[[ AVAILABLE RECORDS, beginning ]]
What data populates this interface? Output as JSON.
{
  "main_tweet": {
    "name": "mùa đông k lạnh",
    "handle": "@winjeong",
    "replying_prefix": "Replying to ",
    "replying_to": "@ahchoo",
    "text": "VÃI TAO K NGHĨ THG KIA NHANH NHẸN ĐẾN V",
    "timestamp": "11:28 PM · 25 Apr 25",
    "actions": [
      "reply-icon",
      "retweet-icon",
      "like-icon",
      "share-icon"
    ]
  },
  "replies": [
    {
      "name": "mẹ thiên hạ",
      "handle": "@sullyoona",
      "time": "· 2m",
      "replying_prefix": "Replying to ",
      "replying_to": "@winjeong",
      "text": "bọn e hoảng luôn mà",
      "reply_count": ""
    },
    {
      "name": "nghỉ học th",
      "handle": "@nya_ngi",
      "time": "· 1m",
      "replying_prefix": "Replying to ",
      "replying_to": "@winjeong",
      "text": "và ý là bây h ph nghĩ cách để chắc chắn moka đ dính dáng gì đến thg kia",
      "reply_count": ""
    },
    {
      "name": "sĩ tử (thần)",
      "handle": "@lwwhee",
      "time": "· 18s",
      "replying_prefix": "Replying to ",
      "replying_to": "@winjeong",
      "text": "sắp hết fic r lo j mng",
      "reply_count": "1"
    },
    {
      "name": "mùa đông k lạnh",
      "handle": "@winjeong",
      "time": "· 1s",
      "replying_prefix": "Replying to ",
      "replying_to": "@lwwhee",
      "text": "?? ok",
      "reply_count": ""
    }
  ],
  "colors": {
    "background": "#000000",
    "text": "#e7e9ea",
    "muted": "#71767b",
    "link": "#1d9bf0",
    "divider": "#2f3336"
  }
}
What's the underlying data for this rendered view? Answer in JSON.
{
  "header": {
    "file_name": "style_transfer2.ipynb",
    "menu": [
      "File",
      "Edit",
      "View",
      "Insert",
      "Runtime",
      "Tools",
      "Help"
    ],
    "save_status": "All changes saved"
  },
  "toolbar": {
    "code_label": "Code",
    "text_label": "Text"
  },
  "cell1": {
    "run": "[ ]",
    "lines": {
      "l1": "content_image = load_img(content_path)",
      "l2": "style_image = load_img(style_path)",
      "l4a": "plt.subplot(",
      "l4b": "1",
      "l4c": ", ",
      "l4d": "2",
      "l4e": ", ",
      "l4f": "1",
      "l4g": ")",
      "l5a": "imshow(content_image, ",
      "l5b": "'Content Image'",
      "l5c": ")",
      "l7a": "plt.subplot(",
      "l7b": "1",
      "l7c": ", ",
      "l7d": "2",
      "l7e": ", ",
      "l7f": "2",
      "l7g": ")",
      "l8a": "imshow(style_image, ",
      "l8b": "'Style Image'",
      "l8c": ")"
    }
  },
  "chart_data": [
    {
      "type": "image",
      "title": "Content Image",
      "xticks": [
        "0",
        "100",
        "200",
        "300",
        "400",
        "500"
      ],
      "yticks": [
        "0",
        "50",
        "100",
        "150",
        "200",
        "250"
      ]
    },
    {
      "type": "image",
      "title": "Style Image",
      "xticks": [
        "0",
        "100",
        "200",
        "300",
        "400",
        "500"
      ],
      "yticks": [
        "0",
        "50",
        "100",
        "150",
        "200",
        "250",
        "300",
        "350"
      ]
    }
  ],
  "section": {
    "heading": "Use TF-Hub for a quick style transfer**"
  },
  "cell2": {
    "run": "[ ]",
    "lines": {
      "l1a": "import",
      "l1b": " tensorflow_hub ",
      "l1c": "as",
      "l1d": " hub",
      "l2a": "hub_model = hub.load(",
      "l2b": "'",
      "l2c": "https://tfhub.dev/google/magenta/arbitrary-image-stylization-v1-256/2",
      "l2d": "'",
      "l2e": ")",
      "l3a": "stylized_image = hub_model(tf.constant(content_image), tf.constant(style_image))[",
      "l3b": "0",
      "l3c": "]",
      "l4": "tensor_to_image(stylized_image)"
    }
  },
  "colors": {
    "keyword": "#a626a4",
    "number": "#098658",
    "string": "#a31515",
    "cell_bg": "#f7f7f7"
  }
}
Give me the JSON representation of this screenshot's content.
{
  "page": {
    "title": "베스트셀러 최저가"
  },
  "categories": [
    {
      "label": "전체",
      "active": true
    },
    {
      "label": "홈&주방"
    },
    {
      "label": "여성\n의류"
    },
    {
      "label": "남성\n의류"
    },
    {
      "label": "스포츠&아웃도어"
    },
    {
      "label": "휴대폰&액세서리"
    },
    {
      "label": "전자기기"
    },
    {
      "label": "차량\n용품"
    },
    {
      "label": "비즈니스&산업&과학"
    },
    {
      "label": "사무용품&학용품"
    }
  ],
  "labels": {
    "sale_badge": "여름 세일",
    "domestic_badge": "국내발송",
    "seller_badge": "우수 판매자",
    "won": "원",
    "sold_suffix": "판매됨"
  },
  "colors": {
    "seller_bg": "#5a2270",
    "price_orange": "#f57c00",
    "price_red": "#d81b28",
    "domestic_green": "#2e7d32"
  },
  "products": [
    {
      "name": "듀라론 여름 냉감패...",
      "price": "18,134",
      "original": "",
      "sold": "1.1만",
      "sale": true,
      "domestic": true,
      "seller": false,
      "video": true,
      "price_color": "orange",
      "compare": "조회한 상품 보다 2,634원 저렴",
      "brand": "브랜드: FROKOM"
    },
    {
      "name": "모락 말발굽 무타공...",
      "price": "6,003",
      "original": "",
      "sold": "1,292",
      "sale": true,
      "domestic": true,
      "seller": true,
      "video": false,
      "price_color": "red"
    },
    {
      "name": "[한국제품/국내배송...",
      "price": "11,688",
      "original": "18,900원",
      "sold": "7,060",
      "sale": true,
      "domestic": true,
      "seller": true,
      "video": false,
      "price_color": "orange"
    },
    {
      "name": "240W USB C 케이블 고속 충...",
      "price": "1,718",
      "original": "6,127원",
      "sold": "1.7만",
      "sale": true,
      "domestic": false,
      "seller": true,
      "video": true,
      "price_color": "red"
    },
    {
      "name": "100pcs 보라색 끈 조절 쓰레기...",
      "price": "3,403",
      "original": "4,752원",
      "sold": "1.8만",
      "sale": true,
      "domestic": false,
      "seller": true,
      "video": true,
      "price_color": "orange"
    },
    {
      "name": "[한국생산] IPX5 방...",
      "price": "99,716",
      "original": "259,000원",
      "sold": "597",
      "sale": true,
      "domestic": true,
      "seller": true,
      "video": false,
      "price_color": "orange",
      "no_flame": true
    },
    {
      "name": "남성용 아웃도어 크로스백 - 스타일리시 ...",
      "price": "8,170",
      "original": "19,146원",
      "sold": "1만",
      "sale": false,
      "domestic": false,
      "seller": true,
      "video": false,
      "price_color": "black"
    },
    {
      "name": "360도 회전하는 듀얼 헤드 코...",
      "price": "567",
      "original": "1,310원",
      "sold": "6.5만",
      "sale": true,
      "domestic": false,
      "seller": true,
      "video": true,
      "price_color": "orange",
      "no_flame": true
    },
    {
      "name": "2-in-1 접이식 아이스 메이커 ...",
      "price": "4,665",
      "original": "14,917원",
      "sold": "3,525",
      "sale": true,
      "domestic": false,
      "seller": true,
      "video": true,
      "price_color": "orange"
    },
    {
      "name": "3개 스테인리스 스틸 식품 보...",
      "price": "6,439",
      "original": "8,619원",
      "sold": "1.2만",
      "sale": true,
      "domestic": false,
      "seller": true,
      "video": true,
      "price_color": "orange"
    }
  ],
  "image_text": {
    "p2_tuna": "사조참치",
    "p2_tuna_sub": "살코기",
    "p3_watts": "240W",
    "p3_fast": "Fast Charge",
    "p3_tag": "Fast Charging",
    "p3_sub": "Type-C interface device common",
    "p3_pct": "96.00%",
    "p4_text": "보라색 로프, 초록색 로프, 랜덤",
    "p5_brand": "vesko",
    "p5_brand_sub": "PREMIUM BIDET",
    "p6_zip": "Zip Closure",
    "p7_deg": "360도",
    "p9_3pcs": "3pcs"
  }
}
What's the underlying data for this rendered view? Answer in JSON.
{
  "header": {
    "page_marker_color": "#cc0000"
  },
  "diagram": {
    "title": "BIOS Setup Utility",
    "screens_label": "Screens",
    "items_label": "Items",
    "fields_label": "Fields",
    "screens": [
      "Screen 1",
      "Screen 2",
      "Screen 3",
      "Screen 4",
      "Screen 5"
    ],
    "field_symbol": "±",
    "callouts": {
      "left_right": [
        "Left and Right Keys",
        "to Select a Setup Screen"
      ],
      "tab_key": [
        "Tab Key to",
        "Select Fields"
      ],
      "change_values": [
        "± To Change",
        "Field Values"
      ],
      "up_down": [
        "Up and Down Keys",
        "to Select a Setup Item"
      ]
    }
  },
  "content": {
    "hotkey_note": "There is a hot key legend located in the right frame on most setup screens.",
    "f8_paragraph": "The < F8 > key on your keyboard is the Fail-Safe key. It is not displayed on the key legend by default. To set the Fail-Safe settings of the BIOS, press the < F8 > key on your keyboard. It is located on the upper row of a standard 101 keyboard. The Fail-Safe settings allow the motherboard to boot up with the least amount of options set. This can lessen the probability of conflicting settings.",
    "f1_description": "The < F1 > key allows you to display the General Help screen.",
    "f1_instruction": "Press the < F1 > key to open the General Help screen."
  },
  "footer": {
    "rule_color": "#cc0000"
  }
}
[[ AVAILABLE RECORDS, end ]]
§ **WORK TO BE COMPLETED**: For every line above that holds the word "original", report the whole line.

§ **SOLUTION TO THE EXERCISE**:
      "original": "",
      "original": "",
      "original": "18,900원",
      "original": "6,127원",
      "original": "4,752원",
      "original": "259,000원",
      "original": "19,146원",
      "original": "1,310원",
      "original": "14,917원",
      "original": "8,619원",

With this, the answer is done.